I use LaTeX for all my physics homework and lab reports, and I’ll be using it for a master’s thesis in the next few years, so I’m constantly adding to my library of LaTeX commands to save some typing. Here’s a good one when you need to use scientific or engineering notation. Put the following in the document preamble (before \begin{document}):


\providecommand{\e}[1]{\ensuremath{\times 10^{#1}}}
 

Then, typing


The [111] crystal planes are 3.2\e{-10} m apart.
 

gives you: The [111] crystal planes are 3.2×10-10 m apart. whether or not you’re already in a math environment. If the exponent is just one number, you can omit the braces, like this: 3\e8 m/s. Cool, huh?
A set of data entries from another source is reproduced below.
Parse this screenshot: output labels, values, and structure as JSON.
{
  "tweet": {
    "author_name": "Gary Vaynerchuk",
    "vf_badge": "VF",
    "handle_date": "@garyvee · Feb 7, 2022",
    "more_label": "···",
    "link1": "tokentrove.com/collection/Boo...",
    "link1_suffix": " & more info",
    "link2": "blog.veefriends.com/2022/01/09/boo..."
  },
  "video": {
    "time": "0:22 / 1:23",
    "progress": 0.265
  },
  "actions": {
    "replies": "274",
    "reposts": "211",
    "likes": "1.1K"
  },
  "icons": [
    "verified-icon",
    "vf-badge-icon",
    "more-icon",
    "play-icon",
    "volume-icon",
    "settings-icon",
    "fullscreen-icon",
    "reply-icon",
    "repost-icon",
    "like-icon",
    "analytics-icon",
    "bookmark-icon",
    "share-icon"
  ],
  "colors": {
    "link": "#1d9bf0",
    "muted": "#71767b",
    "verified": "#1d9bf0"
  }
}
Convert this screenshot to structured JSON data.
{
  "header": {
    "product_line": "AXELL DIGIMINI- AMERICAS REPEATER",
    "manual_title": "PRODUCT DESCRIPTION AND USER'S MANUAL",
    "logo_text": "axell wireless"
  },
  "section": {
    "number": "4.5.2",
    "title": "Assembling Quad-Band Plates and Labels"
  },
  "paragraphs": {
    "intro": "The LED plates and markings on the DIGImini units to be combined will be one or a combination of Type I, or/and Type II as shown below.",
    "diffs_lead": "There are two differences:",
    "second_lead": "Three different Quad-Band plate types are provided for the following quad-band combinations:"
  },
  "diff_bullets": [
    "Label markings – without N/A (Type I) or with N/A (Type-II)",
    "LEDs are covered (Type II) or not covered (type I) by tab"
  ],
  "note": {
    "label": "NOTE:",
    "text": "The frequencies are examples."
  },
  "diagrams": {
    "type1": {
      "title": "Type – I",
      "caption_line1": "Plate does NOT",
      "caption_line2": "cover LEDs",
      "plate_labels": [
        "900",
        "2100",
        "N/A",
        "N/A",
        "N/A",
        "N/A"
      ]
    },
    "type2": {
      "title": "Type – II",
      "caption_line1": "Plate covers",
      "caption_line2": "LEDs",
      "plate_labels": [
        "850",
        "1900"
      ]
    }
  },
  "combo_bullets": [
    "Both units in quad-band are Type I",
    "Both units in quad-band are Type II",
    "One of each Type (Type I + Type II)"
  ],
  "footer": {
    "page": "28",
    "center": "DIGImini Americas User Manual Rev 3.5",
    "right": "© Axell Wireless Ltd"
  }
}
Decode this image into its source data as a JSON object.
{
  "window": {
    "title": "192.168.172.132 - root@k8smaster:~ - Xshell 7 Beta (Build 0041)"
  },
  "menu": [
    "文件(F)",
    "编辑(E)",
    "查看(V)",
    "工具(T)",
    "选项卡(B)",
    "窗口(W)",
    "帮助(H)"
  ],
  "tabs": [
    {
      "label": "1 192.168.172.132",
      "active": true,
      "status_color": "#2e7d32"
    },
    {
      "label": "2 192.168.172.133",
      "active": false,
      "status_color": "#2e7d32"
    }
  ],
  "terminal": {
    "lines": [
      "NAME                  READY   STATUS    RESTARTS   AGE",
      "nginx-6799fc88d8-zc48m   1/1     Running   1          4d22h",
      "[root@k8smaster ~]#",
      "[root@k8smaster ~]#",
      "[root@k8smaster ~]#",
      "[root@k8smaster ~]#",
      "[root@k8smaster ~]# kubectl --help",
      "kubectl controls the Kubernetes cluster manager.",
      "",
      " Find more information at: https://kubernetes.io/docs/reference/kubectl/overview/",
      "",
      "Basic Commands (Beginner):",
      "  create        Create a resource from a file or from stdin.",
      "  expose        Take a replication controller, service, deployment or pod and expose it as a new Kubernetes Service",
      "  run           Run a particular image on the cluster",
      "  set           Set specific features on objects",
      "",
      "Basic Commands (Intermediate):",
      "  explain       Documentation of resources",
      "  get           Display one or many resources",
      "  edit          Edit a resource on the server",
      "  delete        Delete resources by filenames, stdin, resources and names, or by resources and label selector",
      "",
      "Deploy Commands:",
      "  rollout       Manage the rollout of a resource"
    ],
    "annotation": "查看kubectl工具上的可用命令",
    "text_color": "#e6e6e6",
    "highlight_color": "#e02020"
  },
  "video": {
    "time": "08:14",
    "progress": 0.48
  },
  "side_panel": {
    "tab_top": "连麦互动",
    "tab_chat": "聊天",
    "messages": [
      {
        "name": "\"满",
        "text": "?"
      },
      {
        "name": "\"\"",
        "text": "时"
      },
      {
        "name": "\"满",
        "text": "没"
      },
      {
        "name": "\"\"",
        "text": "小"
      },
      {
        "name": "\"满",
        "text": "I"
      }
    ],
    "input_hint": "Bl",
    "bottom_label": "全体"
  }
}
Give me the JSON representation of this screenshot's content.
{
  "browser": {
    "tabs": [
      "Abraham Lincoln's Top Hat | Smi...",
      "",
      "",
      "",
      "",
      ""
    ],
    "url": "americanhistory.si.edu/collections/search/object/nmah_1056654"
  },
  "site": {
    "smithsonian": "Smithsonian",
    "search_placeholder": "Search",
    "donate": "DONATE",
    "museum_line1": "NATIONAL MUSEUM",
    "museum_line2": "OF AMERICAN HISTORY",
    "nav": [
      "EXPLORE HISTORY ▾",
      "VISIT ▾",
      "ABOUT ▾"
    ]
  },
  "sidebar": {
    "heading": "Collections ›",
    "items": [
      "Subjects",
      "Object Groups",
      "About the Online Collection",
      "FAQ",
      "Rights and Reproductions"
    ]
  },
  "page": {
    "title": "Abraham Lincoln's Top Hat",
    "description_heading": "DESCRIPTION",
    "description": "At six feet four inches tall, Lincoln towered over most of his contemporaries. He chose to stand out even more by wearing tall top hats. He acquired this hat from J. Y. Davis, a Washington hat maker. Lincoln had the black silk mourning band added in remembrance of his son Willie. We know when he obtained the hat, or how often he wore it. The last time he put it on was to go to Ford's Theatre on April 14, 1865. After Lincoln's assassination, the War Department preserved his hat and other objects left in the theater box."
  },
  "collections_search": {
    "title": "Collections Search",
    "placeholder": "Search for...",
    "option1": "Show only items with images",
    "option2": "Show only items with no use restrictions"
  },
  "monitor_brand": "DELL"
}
(Of course, for 10-10 m you can just use Angstroms, \AA. If you’re in a math environment, use \text{\AA}, or else the circle won’t line up with the A. That is, if you’re okay with non-SI units.)